  3. Take one of the panels and lay it down wrong side up. The right side is the side with the print - the wrong side will not have the graphic or it will be lighter. Fold down about 1/2 inch of the fabric from the top. Iron it and fold down again at 1 inch to press, making sure the 1/2 inch is sandwiched between the fabric of the panel and the 1 inch you just folded. This will create a casing for the cord. Sew along the edge the entire width of the panel. If you're unsure how this should look, sneak down to step 4 to see the casing after it's been sewn together.
  4. Place your right sides together, making sure the direction of the fabric is going from the top to the bottom. You will be sewing 3 sides of the panel, leaving the top open. (If you didn't start with directional fabric, you will only sew the left and right sides). Start sewing where the casing ends rather than the top of the fabric. This is what it should look like when you're done:
  5. At this point your bag is 3/4 of the way done. Simple, right? Next, cut your cord in half. You will be using half for each side. Paracord (also known as parachute cord) comes in different sizes such as 325 and 550. This bag is made with a thicker cord (550) but this cord once cut can easily come apart. There's a white cord on the inside and it will slip right out of the outer covering.
    This is a great thing for making ID holders but terrible for cinch bags. So take out a lighter, match, or light up the gas stove and use the flame to burn the edges. Be careful because it does burn if it touches your skin! I use my stainless steel sink to tap it down once I've lit it on fire.
  6. You now have your choice of using your favorite method for stringing this through the casing. There are tools called Bodkins
    You can use a "turn it all." 
    Or you can use a very basic method of just using a safety pin. I've always used this method but came up with a new way using the Turn it All. That's the method I will show here but the methods still apply the same.

  7. Grab the largest tube that will easily fit into your casing. For me, it was the blue one. Slide one end of your cord into the tube and then slide the wooden dowel that matches the size of the tube. Your cord should be wedged between the tube, slightly hanging out, and the wooden dowel.
  8. Choose an end of the casing to start. You will slide the rod all the way down the casing and out the other side.
  9. Making sure you don't pull the entire cord through the casing and eliminating the work you just did, slide the rod through the back casing and out near the first opening.

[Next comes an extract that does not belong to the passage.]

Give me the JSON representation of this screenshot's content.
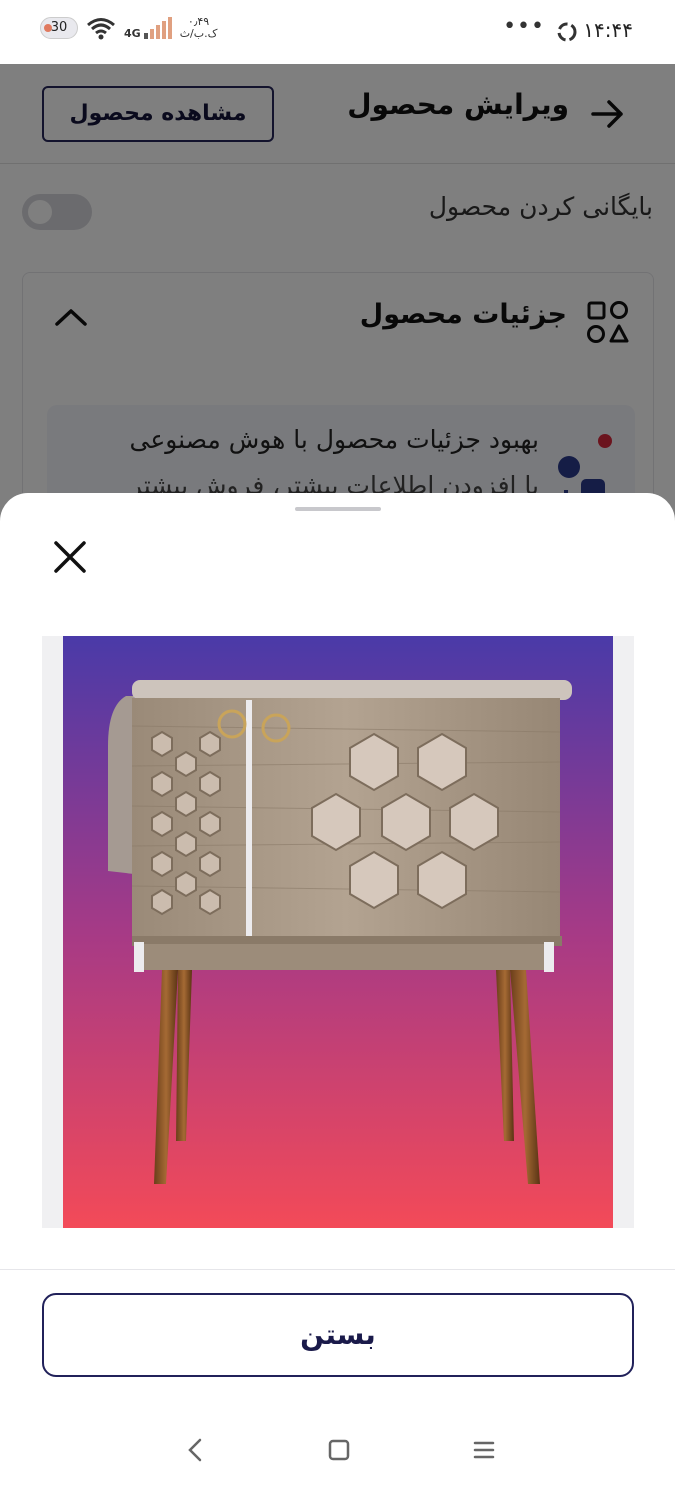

  10. Now we're going to go to the opposite side. You will use that as your starting point. This is what it should look like there now:

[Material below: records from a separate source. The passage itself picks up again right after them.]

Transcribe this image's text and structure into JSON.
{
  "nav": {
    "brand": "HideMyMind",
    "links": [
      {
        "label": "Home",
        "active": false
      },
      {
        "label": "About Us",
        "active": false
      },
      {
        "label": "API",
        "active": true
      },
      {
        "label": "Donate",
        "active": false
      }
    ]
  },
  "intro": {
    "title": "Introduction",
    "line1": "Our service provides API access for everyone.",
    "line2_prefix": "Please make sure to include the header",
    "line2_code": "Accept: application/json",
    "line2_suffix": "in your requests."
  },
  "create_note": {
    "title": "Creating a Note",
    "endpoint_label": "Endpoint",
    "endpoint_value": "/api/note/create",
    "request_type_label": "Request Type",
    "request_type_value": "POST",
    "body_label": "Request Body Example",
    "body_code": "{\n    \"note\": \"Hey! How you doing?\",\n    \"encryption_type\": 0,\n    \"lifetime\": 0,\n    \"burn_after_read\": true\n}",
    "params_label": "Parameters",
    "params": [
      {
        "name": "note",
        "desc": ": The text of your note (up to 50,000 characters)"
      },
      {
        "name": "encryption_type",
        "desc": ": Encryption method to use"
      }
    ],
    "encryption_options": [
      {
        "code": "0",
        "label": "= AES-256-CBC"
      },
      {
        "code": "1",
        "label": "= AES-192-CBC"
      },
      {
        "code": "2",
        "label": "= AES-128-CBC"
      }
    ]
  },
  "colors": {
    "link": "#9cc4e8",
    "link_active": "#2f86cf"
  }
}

  11. Use one of the openings as your starting point and thread it through and back to this spot. 
  12. In the bottom corners of the bag you will need to cut an X about 1 inch from the side, straight through both layers of fabric. 

  13. The grommets are used in pairs. One side is shorter than the other. I personally purchased 5/8 inch but stores carry them in various sizes. Poke one end up through the hole:

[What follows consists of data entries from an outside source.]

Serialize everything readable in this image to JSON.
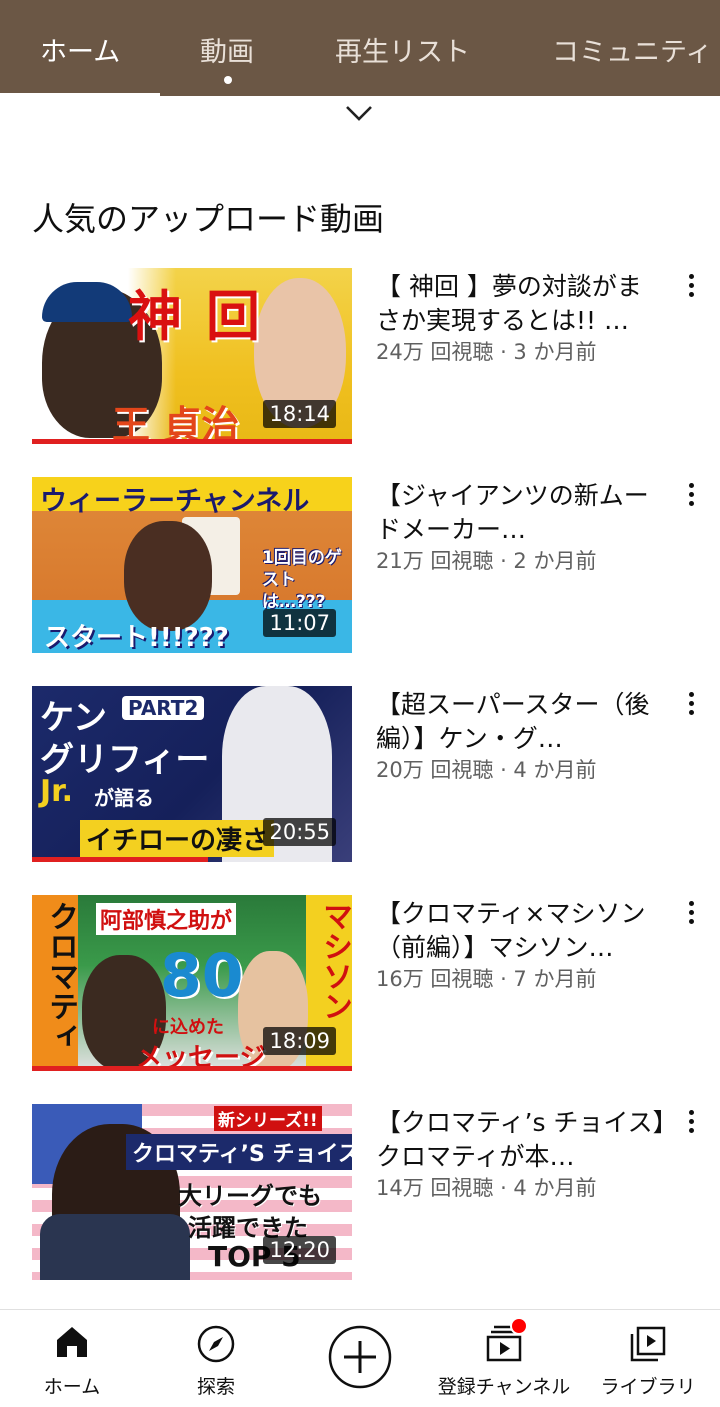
{
  "tabs": [
    {
      "label": "ホーム",
      "active": true
    },
    {
      "label": "動画",
      "active": false
    },
    {
      "label": "再生リスト",
      "active": false
    },
    {
      "label": "コミュニティ",
      "active": false
    }
  ],
  "section": {
    "title": "人気のアップロード動画"
  },
  "videos": [
    {
      "title": "【 神回 】夢の対談がまさか実現するとは!! …",
      "meta": "24万 回視聴 · 3 か月前",
      "duration": "18:14",
      "thumb_text": [
        "神",
        "回",
        "王 貞治"
      ],
      "watched_fraction": 1.0
    },
    {
      "title": "【ジャイアンツの新ムードメーカー…",
      "meta": "21万 回視聴 · 2 か月前",
      "duration": "11:07",
      "thumb_text": [
        "ウィーラーチャンネル",
        "1回目のゲストは…???",
        "スタート!!!???"
      ],
      "watched_fraction": 0
    },
    {
      "title": "【超スーパースター（後編）】ケン・グ…",
      "meta": "20万 回視聴 · 4 か月前",
      "duration": "20:55",
      "thumb_text": [
        "ケン",
        "グリフィー",
        "Jr.",
        "が語る",
        "PART2",
        "イチローの凄さ"
      ],
      "watched_fraction": 0.55
    },
    {
      "title": "【クロマティ×マシソン（前編）】マシソン…",
      "meta": "16万 回視聴 · 7 か月前",
      "duration": "18:09",
      "thumb_text": [
        "阿部慎之助が",
        "80",
        "に込めた",
        "メッセージ",
        "クロマティ",
        "マシソン"
      ],
      "watched_fraction": 1.0
    },
    {
      "title": "【クロマティ’s チョイス】クロマティが本…",
      "meta": "14万 回視聴 · 4 か月前",
      "duration": "12:20",
      "thumb_text": [
        "新シリーズ!!",
        "クロマティ’S チョイス",
        "大リーグでも",
        "活躍できた",
        "TOP 5"
      ],
      "watched_fraction": 0
    }
  ],
  "bottom_nav": [
    {
      "label": "ホーム",
      "icon": "home-icon"
    },
    {
      "label": "探索",
      "icon": "compass-icon"
    },
    {
      "label": "",
      "icon": "create-plus-icon"
    },
    {
      "label": "登録チャンネル",
      "icon": "subscriptions-icon",
      "has_badge": true
    },
    {
      "label": "ライブラリ",
      "icon": "library-icon"
    }
  ],
  "colors": {
    "header": "#6b5745",
    "progress": "#e02020",
    "badge": "#ff0000"
  }
}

  14. The way these attach is by putting one end of the grommet through the other. A piece of metal will be sticking up from the longer end. You will need to hammer this down. It's best to use a tool because it makes it smoother but if you don't have one, you can always use just the hammer and a flat piece of metal to get it to push down. I once used the fat end of a screwdriver. Very primitive but it got the job done. Here's the tool I used, you can get it from a home improvement store or your local craft store:
  15. Once you have taken your frustrations out on the grommet you can do the opposite side. The finished look will be something like this:
  16. Trust me when I say this, mine have looked a lot worse! Now to hide that ugly backing on the grommet you will just thread the cord on that side of the bag through the hole, making sure the ends are poking out on the ugly side. Tie it into a knot at the end and then do it again. You want it to be large enough so that when it pulls on the bag it doesn't slip through the hole.

  17. Doing the same thing on the opposite side and you're done! Here is my finished bag:
Hope you enjoyed this tutorial. Maybe next time I won't ramble on and we can get it done quicker! If you have any questions, please don't hesitate to ask.